Mental health, stepping out of your comfort zone and the Shad experience
After two years of intermittent lockdowns, remote learning, restricted travel and just plain lack of human interaction, we are all feeling a little anxious about getting back to “in-person.”
We connected with Jess Tang, Program Director at Shad UBC, to get her thoughts on how the Shad community is structured to provide a safe space for students to reach personal breakthroughs and fuel their passion for STEAM & entrepreneurship; and is also poised to help youth find healthy baselines with supports for mental health after two years of pandemic living.
For over forty years, the Shad program has required students to step out of their comfort zones. Each year, 1,000 participants leave home, join a new Shad community, and live on a university campus with a selection of participants and program staff from across Canada. While on campus, students are exposed to post-secondary level academics, hands-on labs, STEAM activities and a signature design project that often includes building a plan, prototype and pitching an idea to a group of local business leaders.
This 27-day program is known for its high level of excitement, wonder, commitment and operating completely out of one’s comfort zone. Shad alumni call the overall Shad experience “transformative” when asked to describe it at the end of the program.
So how does Shad do it?
“We are very clear and intentional about how we create a community that has space for everyone and is as inclusive as we can get it,” says Jess Tang.
Community plays a very important role at Shad, because the program is immersive and students come to rely on each other, as well as on the program staff to acclimatize and get the most out of their experience. Shad is purposeful about creating a sense of connection and community.
During her 10-year tenure as a Shad UBC program director, Jess met hundreds of students. Shads are typically leaders in their communities, award winners, scholars, entrepreneurs, athletes that all have a common thread of wanting to give back to their community in some way. Each year Jess is genuinely impressed by the accomplishments and heart of the new participants. And yet, she expects that all participants shed those ‘titles’ during the program.
“…at Shad we don’t care about ‘titles’. We care about youth as humans. They don’t have to earn their spot at Shad. They already belong here,” explains Jess. “This gives them permission to shed parts of their old identities [such as an athletic captain, or robotics leader, or family caregiver], and allows space to explore what it means to be all that they are.”

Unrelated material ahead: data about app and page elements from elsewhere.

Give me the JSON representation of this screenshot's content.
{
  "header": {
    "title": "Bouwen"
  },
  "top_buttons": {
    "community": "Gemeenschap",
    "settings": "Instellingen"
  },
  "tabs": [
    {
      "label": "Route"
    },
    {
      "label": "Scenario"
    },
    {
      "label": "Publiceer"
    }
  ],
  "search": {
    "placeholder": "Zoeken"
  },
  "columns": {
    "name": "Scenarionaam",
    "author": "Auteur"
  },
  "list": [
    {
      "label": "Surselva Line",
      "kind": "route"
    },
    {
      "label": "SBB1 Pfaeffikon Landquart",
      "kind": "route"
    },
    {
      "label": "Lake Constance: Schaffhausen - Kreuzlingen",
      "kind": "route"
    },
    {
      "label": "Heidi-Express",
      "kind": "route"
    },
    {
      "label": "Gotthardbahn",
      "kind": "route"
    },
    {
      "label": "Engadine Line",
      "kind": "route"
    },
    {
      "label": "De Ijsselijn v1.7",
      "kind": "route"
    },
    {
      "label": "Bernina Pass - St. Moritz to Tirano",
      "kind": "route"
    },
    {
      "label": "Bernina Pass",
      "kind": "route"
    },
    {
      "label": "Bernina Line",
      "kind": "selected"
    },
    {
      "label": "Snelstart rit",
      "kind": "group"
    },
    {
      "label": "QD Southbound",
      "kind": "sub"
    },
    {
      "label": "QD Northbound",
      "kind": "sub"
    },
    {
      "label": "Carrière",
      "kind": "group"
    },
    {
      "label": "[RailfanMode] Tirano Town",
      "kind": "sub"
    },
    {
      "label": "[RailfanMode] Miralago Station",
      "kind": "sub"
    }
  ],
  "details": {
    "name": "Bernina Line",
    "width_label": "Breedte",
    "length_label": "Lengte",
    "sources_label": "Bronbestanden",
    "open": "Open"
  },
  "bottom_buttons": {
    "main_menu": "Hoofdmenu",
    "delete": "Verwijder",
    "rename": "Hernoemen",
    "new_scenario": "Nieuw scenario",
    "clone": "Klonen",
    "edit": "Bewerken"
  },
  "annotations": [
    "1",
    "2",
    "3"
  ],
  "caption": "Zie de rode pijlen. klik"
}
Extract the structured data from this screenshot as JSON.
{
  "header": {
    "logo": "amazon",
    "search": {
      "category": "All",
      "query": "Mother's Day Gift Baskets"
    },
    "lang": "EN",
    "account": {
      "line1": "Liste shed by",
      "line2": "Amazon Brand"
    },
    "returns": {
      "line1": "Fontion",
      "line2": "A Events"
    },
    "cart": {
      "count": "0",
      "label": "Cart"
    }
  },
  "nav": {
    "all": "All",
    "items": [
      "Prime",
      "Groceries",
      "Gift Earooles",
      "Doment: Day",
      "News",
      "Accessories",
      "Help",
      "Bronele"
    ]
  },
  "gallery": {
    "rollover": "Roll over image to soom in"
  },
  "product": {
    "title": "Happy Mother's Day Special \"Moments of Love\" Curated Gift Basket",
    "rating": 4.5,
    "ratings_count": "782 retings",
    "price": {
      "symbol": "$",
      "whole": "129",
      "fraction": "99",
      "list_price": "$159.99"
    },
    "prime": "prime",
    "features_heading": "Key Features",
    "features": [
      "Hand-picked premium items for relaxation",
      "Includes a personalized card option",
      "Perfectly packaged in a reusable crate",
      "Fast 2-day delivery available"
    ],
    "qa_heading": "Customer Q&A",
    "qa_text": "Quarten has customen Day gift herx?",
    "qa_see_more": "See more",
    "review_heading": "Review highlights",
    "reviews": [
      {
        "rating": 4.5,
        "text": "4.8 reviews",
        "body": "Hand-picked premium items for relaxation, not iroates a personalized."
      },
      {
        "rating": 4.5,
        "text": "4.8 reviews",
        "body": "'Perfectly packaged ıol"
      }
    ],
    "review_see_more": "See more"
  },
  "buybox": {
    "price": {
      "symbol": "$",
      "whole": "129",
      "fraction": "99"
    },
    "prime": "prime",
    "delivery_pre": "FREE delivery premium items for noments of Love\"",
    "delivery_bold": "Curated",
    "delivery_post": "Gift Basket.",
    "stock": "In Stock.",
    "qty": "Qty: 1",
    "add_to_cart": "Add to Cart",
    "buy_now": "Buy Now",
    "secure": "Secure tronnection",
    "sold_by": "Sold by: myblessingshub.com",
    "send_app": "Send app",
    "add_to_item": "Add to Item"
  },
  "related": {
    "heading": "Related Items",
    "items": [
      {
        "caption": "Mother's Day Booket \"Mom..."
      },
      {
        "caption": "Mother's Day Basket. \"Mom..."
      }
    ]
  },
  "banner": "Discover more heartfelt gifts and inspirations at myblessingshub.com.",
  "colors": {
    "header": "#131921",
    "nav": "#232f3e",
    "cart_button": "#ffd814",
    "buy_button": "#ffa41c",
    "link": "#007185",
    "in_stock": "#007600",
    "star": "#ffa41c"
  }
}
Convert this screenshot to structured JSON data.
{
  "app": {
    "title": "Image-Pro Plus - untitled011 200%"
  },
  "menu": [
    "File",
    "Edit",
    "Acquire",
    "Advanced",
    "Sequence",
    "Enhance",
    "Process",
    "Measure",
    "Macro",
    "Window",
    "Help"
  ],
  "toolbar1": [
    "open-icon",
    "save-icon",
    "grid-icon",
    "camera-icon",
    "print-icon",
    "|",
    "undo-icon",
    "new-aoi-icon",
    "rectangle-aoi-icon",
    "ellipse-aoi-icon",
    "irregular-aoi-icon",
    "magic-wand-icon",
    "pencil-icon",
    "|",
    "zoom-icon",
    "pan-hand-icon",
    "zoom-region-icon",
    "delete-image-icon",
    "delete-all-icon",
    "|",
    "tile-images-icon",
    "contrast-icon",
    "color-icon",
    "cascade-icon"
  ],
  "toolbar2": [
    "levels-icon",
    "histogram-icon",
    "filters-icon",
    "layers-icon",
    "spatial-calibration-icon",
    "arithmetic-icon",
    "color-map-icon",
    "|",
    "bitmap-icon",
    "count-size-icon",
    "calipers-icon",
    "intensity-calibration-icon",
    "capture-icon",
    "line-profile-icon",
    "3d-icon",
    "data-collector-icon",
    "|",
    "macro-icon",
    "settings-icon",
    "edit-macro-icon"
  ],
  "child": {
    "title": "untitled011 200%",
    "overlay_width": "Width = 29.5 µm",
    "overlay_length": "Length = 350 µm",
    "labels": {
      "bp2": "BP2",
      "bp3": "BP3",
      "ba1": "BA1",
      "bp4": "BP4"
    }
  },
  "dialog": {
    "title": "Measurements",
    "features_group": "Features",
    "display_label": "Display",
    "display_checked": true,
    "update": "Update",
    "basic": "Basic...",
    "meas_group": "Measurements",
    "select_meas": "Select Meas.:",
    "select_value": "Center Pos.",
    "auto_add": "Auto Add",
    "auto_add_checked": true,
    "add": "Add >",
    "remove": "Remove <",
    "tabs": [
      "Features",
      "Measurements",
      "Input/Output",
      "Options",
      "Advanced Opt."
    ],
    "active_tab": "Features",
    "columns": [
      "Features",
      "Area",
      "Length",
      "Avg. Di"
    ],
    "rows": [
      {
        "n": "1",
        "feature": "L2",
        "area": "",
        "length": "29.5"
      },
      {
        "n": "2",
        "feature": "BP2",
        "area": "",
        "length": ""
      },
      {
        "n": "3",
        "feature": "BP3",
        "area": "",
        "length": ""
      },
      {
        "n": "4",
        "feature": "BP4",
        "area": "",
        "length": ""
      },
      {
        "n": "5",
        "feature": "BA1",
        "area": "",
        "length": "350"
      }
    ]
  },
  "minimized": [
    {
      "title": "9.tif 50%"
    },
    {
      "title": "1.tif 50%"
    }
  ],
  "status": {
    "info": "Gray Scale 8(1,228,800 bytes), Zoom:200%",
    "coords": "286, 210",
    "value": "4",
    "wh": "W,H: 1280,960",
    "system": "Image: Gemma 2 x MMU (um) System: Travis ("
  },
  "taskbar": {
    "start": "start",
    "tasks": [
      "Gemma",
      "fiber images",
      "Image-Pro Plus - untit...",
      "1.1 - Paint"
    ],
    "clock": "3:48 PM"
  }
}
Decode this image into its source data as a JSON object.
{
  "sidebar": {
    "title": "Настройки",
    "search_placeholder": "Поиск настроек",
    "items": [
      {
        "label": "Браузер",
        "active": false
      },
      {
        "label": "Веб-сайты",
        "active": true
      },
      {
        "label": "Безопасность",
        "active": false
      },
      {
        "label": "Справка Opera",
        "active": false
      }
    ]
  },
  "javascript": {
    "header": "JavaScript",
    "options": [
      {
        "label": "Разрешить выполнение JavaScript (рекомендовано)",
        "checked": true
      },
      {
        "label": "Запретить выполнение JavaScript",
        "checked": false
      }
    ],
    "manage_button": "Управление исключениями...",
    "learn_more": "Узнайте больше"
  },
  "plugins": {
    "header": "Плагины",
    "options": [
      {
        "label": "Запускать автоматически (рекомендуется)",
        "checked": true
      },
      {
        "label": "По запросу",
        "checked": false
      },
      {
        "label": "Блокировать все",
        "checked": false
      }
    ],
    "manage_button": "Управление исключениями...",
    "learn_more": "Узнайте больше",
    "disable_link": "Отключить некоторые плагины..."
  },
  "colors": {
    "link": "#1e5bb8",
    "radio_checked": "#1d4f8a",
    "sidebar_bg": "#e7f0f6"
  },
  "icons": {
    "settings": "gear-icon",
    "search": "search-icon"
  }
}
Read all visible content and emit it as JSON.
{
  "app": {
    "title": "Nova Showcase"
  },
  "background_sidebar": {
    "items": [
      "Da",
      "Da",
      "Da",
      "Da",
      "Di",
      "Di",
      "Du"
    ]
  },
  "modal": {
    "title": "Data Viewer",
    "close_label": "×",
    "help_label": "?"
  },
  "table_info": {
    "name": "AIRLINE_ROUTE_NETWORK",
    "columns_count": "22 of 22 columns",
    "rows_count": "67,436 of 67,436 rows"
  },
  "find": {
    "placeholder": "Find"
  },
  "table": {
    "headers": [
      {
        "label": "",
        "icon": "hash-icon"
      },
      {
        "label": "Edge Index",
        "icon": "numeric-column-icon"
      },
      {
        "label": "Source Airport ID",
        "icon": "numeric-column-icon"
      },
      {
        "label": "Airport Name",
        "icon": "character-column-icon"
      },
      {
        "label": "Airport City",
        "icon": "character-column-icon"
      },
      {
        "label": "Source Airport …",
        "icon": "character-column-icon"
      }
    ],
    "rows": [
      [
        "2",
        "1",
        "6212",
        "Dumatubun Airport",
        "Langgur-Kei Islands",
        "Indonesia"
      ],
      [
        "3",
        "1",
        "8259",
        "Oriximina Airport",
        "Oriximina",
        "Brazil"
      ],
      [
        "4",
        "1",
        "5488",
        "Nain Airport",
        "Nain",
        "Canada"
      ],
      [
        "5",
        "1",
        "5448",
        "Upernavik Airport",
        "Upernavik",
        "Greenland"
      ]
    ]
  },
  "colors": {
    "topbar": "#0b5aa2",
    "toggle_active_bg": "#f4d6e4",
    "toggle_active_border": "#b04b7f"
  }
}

This experience of shedding elements of one’s identity can be very liberating. Without the pressure of ‘titles’ and expectations, Shads are more willing to try new things, experiment and even fail.
“Many of our Shads are academic achievers…. They haven’t been given many opportunities [prior to Shad] to fail in a big way. …the Shad design challenge and other activities are almost unwinnable tasks. We know they are not going to get it right the first time. We give them an opportunity to experience speedbumps,” says Jess, who is also very adamant that this does not diminish their self-worth. “Risk taking and true growth go hand in hand. Youth can leave the program a lot more malleable and better able to face challenges in their future lives.”
Jess shares her mental health experiences
As the conversation turns to helping students ease their anxiety about entering a month long in-person program after doing most things virtually for the past two years, Jess draws from her own experiences dealing with difficult life situations.
“Getting back to a healthy baseline after a setback in my own life is influenced by how connected I feel to those around me. The community of those around me helps me build resilience.” Jess believes that communities offer a safe place to ask for help. She acknowledges that asking for help isn’t a weakness, it’s one of the bravest things we can do. “We can’t talk about mental health without talking about the importance of asking for help. Stigma comes from secrecy and silence. We are not meant to conquer mental health on our own, which makes community very important.”
Being in a supportive community, Jess believes it’s important to accept students as they are.
Drawing from her experiences Jess approaches mental health within the Shad community. “I think supporting mental health is being clear and intentional that ‘you belong here’ and creating a connection between the youth. I have learned in my life that we cannot minimize or diminish another’s pain, but I can give others a sense of connection and this is what helps us heal. We need to learn to understand that we are not meant to do this alone.”
Resuming in-person program in 2022
Some parents and students may still be wondering if it’s too early to get back to an in-person program. Jess doesn’t think it is.
“Waiting until they [youth] are able to build up resilience to face discomfort is not the right benchmark. Community building will always be a focus of our program, but after a prolonged period of isolation it will be even more important to make sure these Shads can flourish. There has been a lot of social anxiety built up. We have to re-learn how to connect with each other outside of a screen, outside of text messages.”
Jess’ plan for the program this summer is to give students just that – more time for Shads to get to know one another and to rebuild those social connections.
“We are going to give them more “play” and social time. I think this is something we are going to add more of, so it’s not just a lot of academic programming.” A full schedule is typical at Shad, participants are scheduled from 8:00 am to 10:00 pm. And this year, all campus program leaders will be taking youth mental health into account when considering program schedules and opportunities for connection, community and play.